━━ Extracted data

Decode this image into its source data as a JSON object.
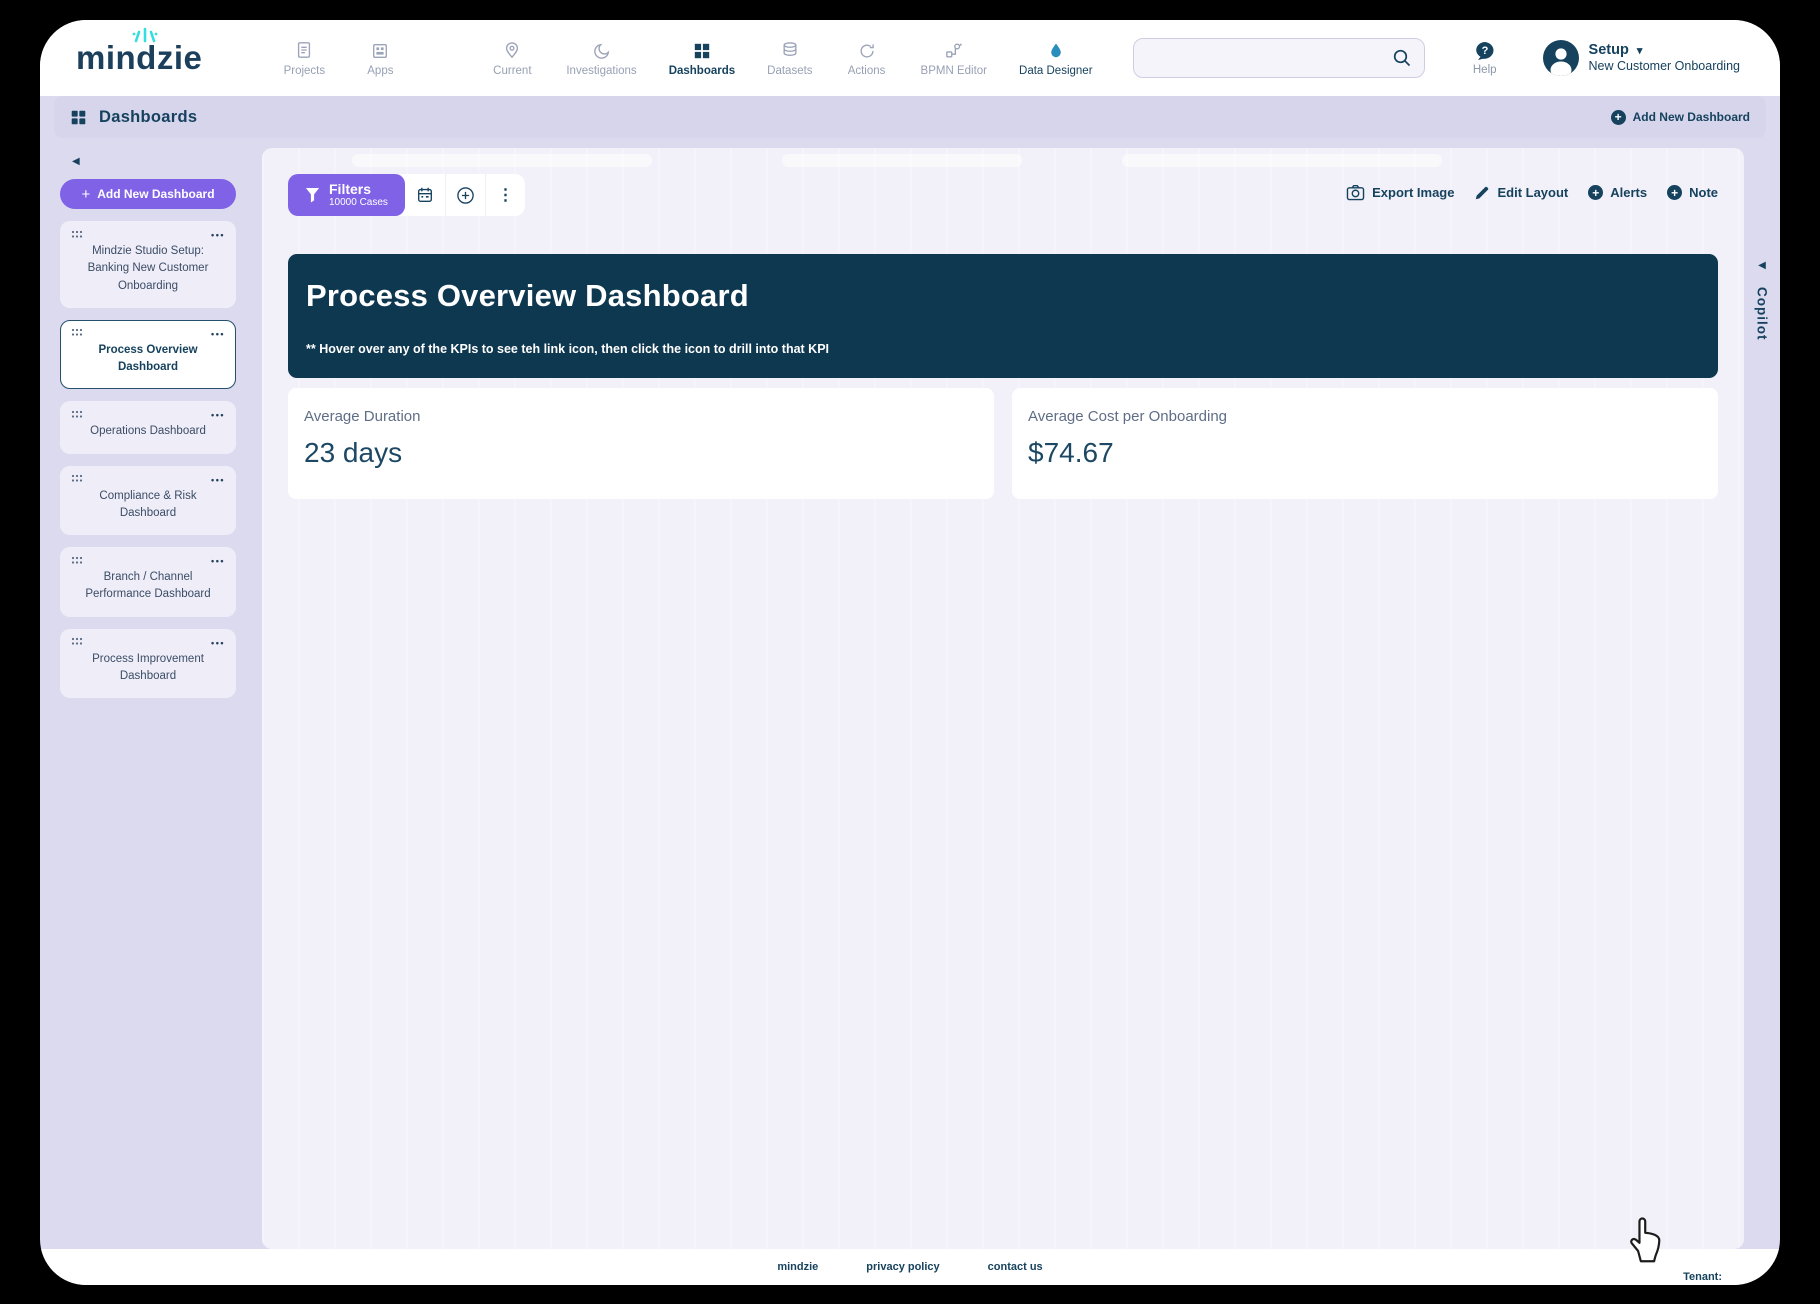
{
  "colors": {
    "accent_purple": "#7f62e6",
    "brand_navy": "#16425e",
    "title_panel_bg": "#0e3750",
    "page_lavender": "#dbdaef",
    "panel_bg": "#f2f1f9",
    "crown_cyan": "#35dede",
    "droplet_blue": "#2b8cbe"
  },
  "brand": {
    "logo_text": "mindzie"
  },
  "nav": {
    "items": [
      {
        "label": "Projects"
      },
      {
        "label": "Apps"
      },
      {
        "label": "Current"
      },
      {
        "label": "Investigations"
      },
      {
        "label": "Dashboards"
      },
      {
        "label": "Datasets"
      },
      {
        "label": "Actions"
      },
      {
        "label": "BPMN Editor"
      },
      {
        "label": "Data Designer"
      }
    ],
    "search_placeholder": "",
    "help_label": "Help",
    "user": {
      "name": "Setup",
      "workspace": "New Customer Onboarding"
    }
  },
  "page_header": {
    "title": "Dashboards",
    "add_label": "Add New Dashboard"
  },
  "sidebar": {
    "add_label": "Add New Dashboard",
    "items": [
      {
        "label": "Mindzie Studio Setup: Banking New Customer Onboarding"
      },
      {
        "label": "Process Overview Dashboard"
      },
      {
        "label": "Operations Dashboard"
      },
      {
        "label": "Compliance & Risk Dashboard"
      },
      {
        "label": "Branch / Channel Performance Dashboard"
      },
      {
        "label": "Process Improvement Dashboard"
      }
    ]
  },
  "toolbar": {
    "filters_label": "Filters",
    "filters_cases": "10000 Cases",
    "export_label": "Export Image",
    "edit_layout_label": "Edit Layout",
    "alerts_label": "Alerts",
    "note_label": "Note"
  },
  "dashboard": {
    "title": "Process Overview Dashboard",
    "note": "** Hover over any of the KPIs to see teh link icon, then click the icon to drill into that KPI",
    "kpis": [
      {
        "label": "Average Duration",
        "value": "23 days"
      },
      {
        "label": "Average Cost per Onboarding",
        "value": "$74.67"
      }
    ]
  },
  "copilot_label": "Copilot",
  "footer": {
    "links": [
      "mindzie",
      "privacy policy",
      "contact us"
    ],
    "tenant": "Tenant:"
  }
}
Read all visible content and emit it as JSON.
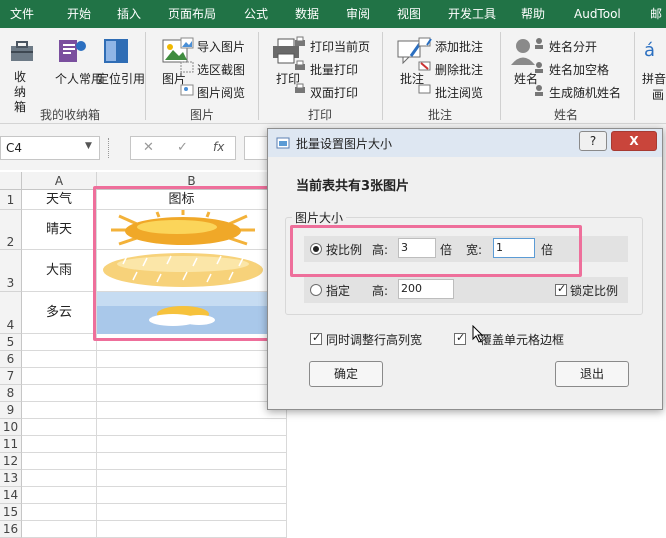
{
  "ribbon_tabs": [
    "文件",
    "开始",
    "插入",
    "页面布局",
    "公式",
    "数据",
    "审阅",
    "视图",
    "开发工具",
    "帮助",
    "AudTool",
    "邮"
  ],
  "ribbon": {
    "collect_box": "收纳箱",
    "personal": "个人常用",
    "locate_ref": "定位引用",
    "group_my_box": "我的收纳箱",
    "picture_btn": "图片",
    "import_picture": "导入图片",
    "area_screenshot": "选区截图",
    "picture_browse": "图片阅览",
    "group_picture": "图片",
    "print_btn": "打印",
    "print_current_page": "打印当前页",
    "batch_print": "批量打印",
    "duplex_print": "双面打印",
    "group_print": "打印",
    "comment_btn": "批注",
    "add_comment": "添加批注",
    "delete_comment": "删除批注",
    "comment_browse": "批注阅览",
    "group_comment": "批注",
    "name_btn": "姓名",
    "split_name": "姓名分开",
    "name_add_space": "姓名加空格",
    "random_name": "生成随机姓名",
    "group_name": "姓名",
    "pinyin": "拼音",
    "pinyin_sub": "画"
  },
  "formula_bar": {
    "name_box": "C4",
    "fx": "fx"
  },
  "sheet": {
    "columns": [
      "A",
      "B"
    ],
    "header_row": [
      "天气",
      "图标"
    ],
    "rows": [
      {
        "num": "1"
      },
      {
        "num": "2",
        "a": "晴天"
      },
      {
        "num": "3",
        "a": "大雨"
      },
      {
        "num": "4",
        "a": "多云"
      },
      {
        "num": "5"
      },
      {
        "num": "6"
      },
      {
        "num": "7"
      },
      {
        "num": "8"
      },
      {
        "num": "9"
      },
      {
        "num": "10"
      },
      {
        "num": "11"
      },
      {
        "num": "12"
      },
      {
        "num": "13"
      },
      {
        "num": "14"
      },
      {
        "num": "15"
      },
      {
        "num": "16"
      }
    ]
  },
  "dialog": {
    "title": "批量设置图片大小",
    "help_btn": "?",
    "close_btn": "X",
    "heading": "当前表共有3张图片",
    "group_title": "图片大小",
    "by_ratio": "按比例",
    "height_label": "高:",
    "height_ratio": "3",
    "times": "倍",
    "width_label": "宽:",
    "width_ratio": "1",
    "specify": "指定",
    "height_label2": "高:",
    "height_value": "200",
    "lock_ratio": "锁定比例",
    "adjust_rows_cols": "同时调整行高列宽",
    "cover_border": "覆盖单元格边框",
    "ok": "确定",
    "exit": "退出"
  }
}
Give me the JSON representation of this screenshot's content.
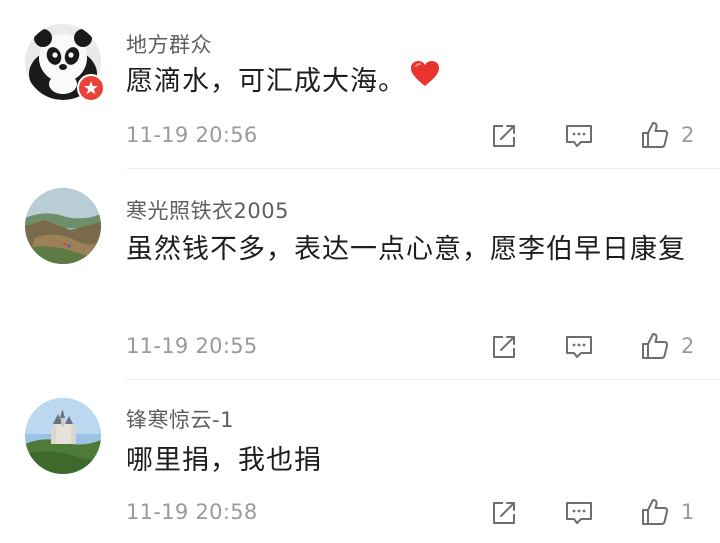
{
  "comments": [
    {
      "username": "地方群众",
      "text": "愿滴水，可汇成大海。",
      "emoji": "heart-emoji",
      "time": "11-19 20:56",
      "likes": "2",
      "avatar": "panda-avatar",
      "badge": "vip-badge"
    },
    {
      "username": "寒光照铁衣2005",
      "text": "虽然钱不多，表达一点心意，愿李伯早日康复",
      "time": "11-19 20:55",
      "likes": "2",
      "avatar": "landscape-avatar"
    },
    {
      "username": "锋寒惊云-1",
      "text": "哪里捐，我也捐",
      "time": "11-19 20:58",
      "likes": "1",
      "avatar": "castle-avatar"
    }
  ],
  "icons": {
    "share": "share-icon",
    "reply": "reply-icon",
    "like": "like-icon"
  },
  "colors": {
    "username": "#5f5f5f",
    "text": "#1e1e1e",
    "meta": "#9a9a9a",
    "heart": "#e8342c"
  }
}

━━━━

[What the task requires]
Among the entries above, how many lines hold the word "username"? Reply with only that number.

[Solution to the problem]
4